**WHAT NEEDS TO BE DONE**. Which of the lines below contain the string "this"? Copy each one.

[Dataset records]
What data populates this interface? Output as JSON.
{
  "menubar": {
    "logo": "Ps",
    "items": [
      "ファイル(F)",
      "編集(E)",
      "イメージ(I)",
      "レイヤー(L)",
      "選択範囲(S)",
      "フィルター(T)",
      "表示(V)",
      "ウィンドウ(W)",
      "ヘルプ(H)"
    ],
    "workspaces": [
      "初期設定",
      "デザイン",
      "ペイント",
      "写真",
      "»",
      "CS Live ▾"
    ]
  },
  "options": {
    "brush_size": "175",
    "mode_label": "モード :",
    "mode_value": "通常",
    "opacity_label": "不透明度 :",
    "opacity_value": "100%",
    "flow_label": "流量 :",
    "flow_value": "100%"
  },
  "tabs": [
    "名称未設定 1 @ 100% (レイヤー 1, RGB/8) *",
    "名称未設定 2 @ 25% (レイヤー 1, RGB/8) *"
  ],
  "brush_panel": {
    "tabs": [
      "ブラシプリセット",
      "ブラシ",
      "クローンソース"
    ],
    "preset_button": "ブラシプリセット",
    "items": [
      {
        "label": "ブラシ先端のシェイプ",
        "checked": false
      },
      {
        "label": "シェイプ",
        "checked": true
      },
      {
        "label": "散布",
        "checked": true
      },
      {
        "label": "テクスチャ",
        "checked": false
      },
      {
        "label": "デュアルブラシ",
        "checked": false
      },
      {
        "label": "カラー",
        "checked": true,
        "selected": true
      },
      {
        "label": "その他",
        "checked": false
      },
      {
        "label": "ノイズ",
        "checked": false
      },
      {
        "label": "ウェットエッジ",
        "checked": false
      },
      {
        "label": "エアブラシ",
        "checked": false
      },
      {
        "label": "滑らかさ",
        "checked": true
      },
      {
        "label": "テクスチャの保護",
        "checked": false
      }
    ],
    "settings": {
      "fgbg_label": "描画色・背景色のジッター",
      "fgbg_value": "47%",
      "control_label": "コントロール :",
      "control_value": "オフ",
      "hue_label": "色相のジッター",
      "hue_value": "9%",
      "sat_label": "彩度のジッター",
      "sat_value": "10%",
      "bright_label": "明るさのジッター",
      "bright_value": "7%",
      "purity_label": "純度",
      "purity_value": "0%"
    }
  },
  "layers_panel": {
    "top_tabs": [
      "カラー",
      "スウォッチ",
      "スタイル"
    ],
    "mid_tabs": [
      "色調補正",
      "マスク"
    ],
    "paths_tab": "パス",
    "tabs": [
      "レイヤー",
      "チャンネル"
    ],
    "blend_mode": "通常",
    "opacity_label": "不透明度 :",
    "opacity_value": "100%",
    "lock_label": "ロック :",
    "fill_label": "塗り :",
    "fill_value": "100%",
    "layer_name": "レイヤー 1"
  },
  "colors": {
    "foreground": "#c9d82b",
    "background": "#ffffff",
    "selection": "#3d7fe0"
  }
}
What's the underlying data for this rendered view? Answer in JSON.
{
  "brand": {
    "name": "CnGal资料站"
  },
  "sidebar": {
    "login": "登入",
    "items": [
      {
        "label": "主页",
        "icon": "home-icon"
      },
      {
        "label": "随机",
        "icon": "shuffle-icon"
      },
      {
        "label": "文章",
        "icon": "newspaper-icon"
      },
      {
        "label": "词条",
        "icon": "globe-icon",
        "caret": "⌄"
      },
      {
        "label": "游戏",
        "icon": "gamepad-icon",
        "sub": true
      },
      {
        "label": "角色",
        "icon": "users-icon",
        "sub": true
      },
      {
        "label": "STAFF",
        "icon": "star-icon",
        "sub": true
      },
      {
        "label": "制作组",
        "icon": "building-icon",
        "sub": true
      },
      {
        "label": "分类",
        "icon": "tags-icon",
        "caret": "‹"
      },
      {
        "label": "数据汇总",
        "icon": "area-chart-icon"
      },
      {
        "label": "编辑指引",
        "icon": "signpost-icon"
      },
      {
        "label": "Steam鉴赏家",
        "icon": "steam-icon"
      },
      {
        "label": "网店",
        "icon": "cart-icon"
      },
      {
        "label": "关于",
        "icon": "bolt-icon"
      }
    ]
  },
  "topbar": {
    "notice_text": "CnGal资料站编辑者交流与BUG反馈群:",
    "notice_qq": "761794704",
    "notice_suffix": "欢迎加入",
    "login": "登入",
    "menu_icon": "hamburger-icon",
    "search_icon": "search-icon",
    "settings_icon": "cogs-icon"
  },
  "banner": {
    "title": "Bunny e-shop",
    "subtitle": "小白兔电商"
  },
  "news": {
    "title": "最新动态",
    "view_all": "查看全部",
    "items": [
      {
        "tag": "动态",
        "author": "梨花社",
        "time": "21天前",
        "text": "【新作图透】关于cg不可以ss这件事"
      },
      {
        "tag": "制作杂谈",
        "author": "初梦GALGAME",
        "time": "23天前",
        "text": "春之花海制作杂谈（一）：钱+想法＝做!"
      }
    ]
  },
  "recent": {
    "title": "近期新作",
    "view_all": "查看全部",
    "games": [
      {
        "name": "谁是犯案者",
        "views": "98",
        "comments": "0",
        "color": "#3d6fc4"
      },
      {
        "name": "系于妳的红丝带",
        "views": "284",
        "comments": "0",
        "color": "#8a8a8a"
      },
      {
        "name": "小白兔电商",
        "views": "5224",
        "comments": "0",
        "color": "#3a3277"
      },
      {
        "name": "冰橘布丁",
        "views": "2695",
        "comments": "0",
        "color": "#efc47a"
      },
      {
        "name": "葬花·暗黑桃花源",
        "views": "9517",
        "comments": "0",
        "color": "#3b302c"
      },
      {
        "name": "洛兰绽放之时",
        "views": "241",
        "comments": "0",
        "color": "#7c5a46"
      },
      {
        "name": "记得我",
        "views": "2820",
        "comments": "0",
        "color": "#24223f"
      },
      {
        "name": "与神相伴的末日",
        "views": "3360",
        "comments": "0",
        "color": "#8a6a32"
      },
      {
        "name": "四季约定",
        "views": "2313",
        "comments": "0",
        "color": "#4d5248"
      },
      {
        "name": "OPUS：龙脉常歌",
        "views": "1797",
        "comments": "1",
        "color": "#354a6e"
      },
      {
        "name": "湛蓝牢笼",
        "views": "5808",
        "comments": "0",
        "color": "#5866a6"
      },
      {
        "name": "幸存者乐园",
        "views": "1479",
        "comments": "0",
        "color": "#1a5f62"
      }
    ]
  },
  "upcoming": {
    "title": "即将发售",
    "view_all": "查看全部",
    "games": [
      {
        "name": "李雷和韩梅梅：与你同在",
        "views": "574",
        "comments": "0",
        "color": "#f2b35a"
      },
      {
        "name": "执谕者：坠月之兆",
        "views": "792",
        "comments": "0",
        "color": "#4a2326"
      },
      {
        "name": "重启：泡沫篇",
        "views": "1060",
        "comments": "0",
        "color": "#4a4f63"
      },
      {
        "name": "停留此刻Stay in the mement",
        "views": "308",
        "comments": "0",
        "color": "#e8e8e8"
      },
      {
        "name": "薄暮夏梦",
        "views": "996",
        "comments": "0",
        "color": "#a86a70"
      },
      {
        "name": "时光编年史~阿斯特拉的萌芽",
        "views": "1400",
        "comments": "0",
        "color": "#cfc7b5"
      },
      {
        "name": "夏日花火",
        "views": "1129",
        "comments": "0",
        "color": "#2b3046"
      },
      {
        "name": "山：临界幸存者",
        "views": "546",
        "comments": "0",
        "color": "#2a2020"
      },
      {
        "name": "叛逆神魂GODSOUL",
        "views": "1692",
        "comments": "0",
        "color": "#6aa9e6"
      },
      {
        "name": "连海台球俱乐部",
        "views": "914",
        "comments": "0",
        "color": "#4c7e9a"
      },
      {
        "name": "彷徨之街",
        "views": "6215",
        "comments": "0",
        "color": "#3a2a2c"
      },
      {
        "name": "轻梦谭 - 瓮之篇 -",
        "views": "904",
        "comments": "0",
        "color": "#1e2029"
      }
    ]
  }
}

**EXERCISE SOLUTION**.
What data populates this interface? Output as JSON.
What's the underlying data for this rendered view? Answer in JSON.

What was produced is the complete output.